Last week’s Torah reading had the laws regarding the “nazirite”, one who swears off wine and haircuts (Numbers 6:1–21), and the Haftorah was about Samson, the most famous nazirite in the Bible (Judges 13). However, the Torah reading and the Haftorah reading are not really talking about the same kind of person. In the Torah reading, it refers to someone who swears “a nazirite oath to become a nazirite for the Eternal” (6:2), and in the Haftorah, an angel tells Samson’s mother that “the boy will be a nazirite for God from the womb” (13:5). The Talmud (Nazir 4b) picks up on the difference in which Divine name is used, and concludes that Samson was not a true nazirite; someone who says “I swear to be a nazirite like Samson” is accepting a different set of regulations than someone who says “I swear to be a nazirite”.
Traditionally, the Tetragrammaton (translated as “the Eternal”, or “the Lord”) is used to connote God’s attribute of mercy, while elokim (translated as “God”) is used to connote His attribute of justice.
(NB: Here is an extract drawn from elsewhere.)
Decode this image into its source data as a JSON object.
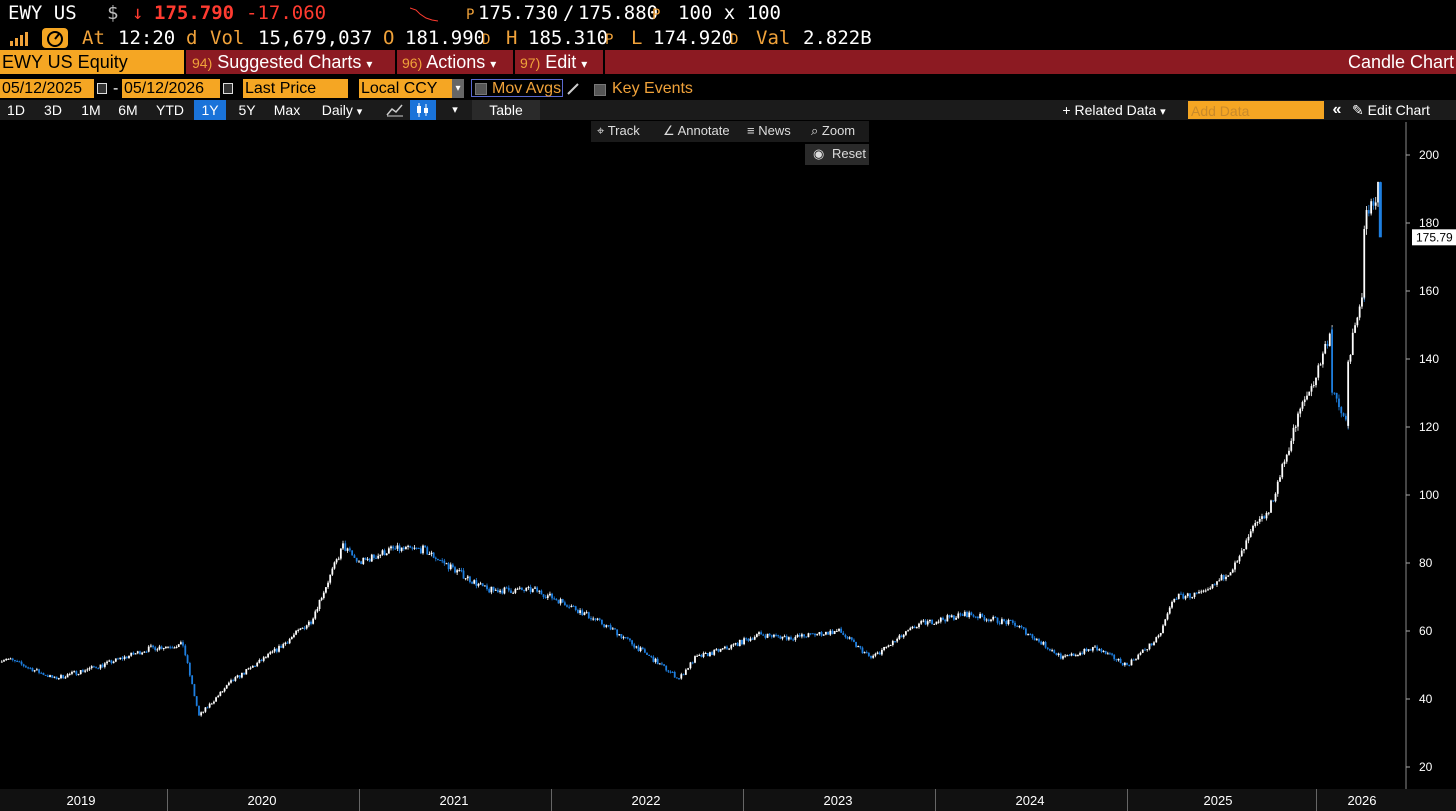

As the leader of an Israelite revolt against the Philistines, Samson was a nazirite acting for God in His capacity as Judge. But what does the other kind of nazirite have to do with mercy?
Suppose that somebody takes it upon herself, as a spiritual exercise, to fast on Mondays and Thursdays (a traditional form of self-abnegation). A few months later, she realizes that she has a dilemma. On the one hand, she has become so used to going without food for two days a week that fasting is not really a challenge for her any more; the sense of spiritual elevation that she got from fasting has evaporated. On the other hand, the people who know that she fasts still see her as standing apart from the community. If she continues to fast, she will be maintaining this separation to nobody’s benefit. If she stops fasting, she will touch off a wave of speculation and gossip about her motivations, especially from the people who interpreted her fasting as a form of vanity.
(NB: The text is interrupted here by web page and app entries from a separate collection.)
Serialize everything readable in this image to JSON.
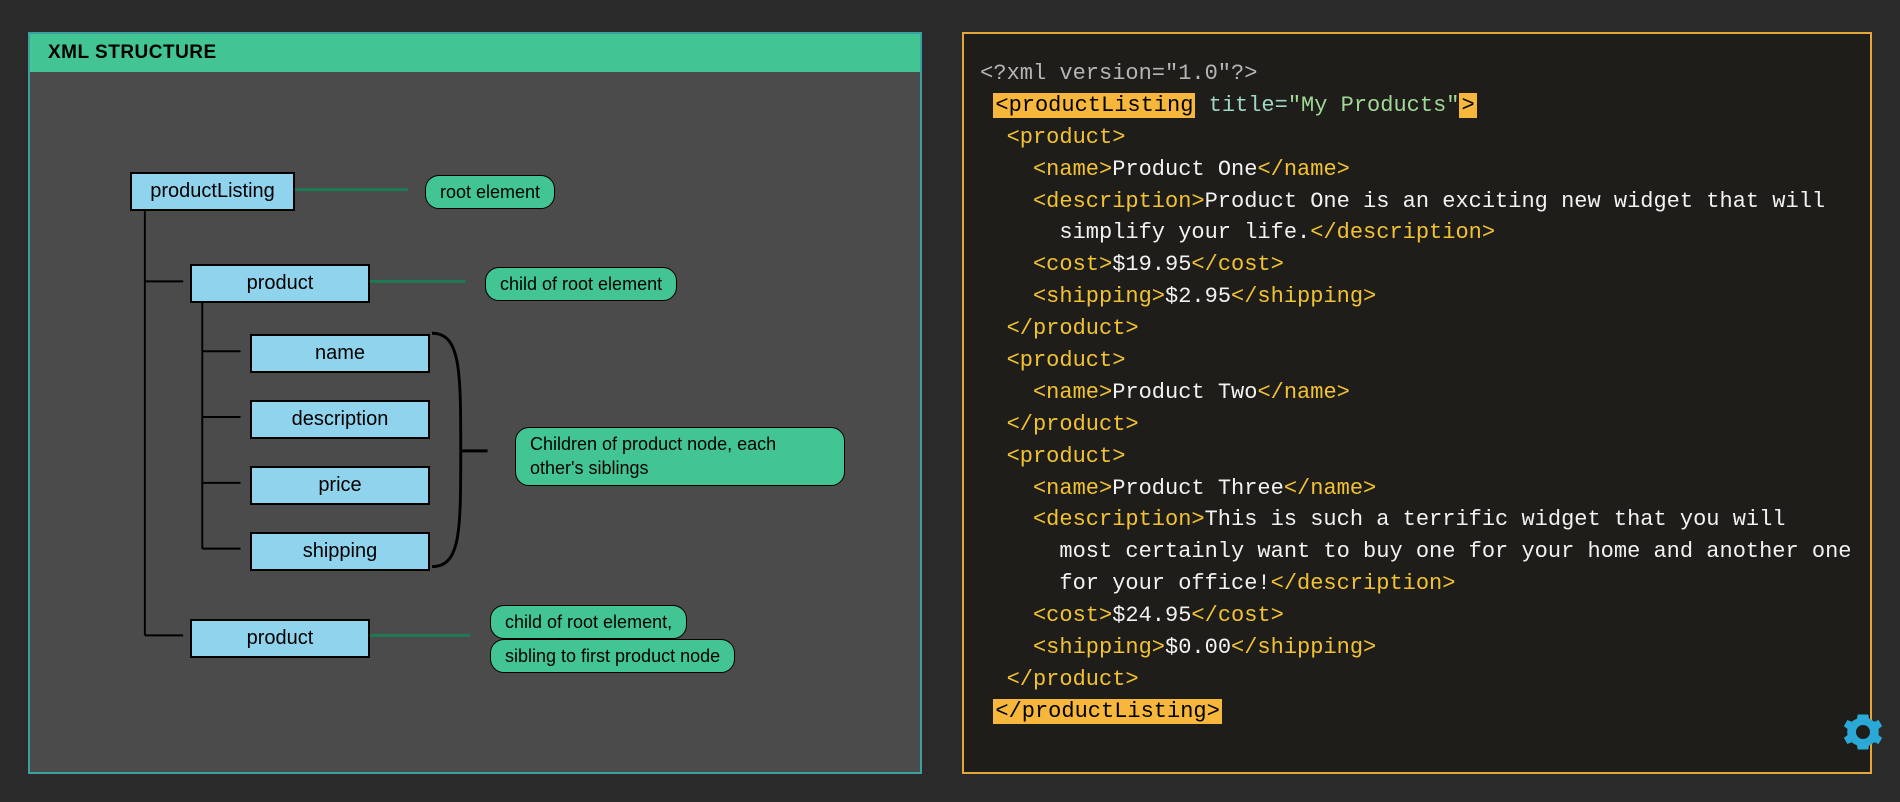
{
  "left": {
    "title": "XML STRUCTURE",
    "nodes": {
      "root": "productListing",
      "product1": "product",
      "name": "name",
      "description": "description",
      "price": "price",
      "shipping": "shipping",
      "product2": "product"
    },
    "annotations": {
      "root": "root element",
      "product1": "child of root element",
      "children": "Children of product node, each other's siblings",
      "product2a": "child of root element,",
      "product2b": "sibling to first product node"
    }
  },
  "xml": {
    "decl": "<?xml version=\"1.0\"?>",
    "root_open": "<productListing",
    "root_attr_name": " title=",
    "root_attr_val": "\"My Products\"",
    "root_open_end": ">",
    "root_close": "</productListing>",
    "prod_open": "  <product>",
    "prod_close": "  </product>",
    "p1_name_o": "    <name>",
    "p1_name_t": "Product One",
    "p1_name_c": "</name>",
    "p1_desc_o": "    <description>",
    "p1_desc_t1": "Product One is an exciting new widget that will",
    "p1_desc_t2": "      simplify your life.",
    "p1_desc_c": "</description>",
    "p1_cost_o": "    <cost>",
    "p1_cost_t": "$19.95",
    "p1_cost_c": "</cost>",
    "p1_ship_o": "    <shipping>",
    "p1_ship_t": "$2.95",
    "p1_ship_c": "</shipping>",
    "p2_name_o": "    <name>",
    "p2_name_t": "Product Two",
    "p2_name_c": "</name>",
    "p3_name_o": "    <name>",
    "p3_name_t": "Product Three",
    "p3_name_c": "</name>",
    "p3_desc_o": "    <description>",
    "p3_desc_t1": "This is such a terrific widget that you will",
    "p3_desc_t2": "      most certainly want to buy one for your home and another one",
    "p3_desc_t3": "      for your office!",
    "p3_desc_c": "</description>",
    "p3_cost_o": "    <cost>",
    "p3_cost_t": "$24.95",
    "p3_cost_c": "</cost>",
    "p3_ship_o": "    <shipping>",
    "p3_ship_t": "$0.00",
    "p3_ship_c": "</shipping>"
  },
  "colors": {
    "panel_bg": "#4b4b4b",
    "accent_green": "#42c592",
    "node_blue": "#8fd3ec",
    "code_bg": "#1f1d1a",
    "code_border": "#e2a63b",
    "highlight": "#f6b73c"
  }
}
A nazirite vow, on the other hand, has an endpoint and a ceremony for marking the endpoint (bringing sacrifices). Just as a nazirite is marked in public by long hair and abstaining from grape products, a person who just completed a nazirite vow is marked by a shaved head. As the ex-nazirite’s hair grows back to a normal length, he or she can be gradually reintegrated into the community. Since the term of nazirism was specified at the time of the vow (or, if none was specified, thirty days—Nazir 1:3), the end of the term does not have to be an occasion for any surprise or speculation. This is the mercy shown to the nazirite.
Of course, someone can avoid the benefit of this mercy by saying “I swear to be a nazirite permanently”; based on II Samuel 14:26 and 15:7, the Talmud deduces that Absalom made such a vow. And since today there is no Temple for bringing sacrifices, if someone makes a nazirite vow, regardless of its term, they won’t be able to drink wine again until after the Temple is rebuilt. But God can only do so much to protect people from their own foolishness.